■ **Task to carry out**
Your job is to copy every line in the material containing the word "JSON".

(Data in this exercise Opens)

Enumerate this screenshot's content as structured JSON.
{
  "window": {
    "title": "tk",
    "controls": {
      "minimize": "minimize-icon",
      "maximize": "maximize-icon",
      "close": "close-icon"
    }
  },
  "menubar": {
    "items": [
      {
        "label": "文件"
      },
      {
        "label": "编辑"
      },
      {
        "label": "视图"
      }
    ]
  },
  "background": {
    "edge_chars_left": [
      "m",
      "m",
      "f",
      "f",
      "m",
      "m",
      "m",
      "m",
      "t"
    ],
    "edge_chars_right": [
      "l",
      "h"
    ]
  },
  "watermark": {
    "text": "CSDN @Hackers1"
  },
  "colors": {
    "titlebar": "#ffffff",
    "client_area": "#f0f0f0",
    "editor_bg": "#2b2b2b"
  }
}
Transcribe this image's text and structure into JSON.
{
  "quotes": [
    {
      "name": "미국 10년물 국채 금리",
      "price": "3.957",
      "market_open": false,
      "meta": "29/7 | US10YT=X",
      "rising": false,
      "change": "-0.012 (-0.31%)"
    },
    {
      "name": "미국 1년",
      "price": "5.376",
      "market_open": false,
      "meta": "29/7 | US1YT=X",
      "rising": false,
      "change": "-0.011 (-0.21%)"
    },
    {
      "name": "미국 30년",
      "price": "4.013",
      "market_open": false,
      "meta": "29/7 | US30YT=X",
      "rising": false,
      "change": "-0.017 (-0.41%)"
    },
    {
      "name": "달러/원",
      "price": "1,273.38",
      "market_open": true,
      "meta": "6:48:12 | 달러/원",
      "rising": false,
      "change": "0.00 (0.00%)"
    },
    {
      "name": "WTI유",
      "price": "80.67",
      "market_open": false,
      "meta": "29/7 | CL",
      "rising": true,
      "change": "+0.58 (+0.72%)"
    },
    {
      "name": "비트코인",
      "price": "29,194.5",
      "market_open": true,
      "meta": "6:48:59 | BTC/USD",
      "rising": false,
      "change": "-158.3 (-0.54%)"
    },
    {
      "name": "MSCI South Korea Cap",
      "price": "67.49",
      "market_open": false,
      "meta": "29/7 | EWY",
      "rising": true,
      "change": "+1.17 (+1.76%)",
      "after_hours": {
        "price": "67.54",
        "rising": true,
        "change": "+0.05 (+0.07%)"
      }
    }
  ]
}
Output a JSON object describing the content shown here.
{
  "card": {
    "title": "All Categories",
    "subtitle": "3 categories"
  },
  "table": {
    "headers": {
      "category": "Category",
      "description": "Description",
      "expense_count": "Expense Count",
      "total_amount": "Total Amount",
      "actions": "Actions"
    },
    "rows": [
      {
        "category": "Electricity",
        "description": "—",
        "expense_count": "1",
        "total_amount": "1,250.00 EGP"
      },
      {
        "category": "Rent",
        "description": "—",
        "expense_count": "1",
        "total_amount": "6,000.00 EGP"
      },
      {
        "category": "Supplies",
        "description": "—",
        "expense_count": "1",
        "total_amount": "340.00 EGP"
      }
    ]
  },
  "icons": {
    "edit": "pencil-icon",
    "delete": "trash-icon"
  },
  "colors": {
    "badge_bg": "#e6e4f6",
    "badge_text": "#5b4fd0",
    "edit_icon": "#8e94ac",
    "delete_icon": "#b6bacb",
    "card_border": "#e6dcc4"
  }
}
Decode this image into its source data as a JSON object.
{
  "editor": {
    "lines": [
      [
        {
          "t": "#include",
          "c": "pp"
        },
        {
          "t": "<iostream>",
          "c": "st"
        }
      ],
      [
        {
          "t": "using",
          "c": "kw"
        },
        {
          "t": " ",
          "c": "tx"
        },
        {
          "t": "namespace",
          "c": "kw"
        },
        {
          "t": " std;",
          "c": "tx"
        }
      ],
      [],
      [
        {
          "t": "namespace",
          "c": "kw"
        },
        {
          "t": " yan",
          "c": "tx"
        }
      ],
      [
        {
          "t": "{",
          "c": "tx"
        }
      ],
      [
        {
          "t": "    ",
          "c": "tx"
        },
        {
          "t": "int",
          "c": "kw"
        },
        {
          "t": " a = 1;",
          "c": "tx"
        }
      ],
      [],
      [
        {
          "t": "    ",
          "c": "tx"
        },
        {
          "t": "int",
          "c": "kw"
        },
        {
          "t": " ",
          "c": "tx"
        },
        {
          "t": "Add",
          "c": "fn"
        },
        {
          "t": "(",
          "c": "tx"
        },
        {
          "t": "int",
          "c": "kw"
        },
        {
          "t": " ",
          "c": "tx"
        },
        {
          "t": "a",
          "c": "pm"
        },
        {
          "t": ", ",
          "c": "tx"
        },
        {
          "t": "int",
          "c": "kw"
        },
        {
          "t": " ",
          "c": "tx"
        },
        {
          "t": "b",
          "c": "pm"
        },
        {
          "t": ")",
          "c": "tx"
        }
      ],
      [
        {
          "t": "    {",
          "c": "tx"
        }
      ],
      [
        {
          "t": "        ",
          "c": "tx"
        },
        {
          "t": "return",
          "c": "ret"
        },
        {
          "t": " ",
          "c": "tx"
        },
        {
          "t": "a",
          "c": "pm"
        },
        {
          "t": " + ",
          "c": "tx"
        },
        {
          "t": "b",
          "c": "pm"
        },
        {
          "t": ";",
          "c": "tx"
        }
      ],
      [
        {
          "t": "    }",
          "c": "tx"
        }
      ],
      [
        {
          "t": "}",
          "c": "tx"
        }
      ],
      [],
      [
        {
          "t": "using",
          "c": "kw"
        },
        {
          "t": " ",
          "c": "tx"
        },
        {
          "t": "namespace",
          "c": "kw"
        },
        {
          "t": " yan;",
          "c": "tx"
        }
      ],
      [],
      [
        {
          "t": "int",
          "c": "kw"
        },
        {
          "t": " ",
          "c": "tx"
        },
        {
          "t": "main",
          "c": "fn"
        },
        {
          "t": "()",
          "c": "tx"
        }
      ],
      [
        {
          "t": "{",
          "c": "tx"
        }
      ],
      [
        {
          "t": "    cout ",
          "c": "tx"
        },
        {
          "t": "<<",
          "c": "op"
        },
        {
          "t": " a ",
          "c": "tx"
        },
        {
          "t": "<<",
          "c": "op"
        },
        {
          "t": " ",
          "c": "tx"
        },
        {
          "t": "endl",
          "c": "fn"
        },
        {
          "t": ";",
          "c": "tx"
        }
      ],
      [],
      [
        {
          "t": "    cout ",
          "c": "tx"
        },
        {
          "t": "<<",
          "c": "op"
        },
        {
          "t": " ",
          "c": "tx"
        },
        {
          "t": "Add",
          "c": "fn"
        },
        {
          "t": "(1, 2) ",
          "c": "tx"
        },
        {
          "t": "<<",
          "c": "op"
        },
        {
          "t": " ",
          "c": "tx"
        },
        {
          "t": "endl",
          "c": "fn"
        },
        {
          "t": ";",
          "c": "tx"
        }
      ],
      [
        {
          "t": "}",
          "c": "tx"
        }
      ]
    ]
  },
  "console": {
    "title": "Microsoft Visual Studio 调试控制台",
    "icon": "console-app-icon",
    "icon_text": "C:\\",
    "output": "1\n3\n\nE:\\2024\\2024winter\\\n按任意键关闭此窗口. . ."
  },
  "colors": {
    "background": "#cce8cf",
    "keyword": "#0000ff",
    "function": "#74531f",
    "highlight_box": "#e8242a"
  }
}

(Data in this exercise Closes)

■ **Written response**
Enumerate this screenshot's content as structured JSON.
Transcribe this image's text and structure into JSON.
Output a JSON object describing the content shown here.
Decode this image into its source data as a JSON object.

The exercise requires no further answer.